Wednesday, April 09, 2008

MMP and Cabinet collective responsibility

Over on Kiwiblog, DPF channels National's authoritarian, born-to-rule roots and demands that Winston Peters be sacked for disagreeing with the government's FTA with China. I'd politely suggest he reads the relevant parts of the Cabinet Manual. The realities of multiparty government under MMP have forced changes to the convention of Cabinet collective responsibility, and it can no longer be used to effectively silence critics by appointing them to Cabinet, outvoting them, then threatening to sack them if they disagree (neither can it be used to bully the votes of smaller parties by the same process, as National did to NZ First in their ill-fated coalition in the 90's). Instead, Ministers in coalition governments are now free to "agree to disagree":

Coalition governments may decide to establish "agree to disagree" processes, which may allow Ministers to maintain, in public, different party positions on particular issues or policies. Once the final outcome of any "agree to disagree" issue or policy has been determined (either at the Cabinet level or through some other agreed process), Ministers must implement the resulting decision or legislation, regardless of their position throughout the decision making process.
So, provided Winston implements Cabinet's decisions, he can say what he likes. This almost certainly rules out publicly criticising the FTA when acting as Foreign Minister overseas, as he has threatened to do, but he hasn't done that yet, and I don't really think its an issue. Over the past two years, Winston has demonstrated his ability to represent the government and say whatever MFAT puts into his mouth, and I don't really think this will change. But as for criticising the deal domestically, taking out ads against it, and voting against it, he's perfectly entitled to do so (the latter also because he's a Minister Outside Cabinet).

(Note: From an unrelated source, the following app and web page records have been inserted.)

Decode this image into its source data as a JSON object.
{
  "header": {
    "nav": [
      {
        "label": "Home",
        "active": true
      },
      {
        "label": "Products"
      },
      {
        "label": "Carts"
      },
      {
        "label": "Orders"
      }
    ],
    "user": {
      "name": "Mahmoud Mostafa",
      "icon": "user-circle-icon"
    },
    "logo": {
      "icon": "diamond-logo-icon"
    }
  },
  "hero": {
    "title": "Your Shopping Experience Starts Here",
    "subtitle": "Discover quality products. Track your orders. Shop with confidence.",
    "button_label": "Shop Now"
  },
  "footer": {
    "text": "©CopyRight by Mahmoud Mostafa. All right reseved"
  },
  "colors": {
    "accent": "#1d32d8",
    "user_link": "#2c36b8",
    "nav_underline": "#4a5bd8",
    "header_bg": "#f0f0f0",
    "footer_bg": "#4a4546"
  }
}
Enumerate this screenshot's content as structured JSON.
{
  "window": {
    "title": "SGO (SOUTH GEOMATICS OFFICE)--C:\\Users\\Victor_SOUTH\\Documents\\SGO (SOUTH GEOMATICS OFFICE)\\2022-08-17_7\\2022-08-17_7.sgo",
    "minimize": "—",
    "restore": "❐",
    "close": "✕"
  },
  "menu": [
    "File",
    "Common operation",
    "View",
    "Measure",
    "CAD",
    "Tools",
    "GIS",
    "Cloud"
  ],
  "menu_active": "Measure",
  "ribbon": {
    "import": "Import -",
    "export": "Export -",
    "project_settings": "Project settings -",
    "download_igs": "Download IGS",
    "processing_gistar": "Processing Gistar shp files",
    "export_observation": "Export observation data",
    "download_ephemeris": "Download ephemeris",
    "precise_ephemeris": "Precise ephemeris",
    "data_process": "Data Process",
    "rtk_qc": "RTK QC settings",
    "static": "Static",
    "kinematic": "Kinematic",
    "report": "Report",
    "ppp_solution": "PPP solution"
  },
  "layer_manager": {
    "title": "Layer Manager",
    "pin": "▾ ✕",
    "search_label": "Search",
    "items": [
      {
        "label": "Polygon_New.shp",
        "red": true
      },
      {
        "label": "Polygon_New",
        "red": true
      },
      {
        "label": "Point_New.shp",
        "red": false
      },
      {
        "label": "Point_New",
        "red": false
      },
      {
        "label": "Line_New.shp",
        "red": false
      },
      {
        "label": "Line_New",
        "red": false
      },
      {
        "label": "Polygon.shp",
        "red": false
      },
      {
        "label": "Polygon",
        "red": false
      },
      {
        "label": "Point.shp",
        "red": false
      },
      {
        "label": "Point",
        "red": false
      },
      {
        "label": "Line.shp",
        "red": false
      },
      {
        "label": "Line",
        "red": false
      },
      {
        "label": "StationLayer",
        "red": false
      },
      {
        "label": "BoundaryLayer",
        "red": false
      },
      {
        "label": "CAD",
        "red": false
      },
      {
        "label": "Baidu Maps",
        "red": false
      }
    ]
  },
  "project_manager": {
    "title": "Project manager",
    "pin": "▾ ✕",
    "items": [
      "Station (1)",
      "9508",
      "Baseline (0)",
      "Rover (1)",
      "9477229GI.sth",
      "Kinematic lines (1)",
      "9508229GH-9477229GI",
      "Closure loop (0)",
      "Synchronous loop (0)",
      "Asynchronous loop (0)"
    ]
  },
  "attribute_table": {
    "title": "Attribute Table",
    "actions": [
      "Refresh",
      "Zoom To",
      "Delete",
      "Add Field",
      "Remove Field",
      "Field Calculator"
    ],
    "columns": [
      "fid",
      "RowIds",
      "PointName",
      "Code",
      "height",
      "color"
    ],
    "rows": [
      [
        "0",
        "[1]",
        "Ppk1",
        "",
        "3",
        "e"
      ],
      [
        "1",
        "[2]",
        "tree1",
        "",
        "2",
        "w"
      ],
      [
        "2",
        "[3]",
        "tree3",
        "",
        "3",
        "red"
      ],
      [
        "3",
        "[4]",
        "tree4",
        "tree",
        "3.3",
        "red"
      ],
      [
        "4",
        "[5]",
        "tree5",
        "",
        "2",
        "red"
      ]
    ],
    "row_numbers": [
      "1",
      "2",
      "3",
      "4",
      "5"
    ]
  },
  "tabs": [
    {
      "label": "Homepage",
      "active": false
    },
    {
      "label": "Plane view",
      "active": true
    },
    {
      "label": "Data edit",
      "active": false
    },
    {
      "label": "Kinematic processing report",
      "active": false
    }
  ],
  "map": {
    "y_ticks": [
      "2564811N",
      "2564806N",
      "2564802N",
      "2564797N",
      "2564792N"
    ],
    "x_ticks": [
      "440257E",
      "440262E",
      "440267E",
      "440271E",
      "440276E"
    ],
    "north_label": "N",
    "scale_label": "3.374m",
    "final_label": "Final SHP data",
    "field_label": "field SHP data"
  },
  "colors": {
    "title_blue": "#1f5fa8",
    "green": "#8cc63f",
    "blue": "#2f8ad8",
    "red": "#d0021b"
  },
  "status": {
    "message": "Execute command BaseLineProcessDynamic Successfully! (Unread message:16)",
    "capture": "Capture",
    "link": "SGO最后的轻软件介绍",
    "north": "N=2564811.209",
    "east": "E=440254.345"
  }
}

National can rail against this all it likes, and it can threaten that if it becomes government, it will rewrite the Cabinet manual again to restore the principle of total subordination. But at the end of the day, it has to recognise the realities of MMP: the support of other parties is likely to be necessary in order to form a government, and multi-party government must allow parties to disagree and distinguish themselves. And if they refuse to recognise this, and cling to their belief that support must equal total surrender, then their chances of forming governments in future are very slim indeed.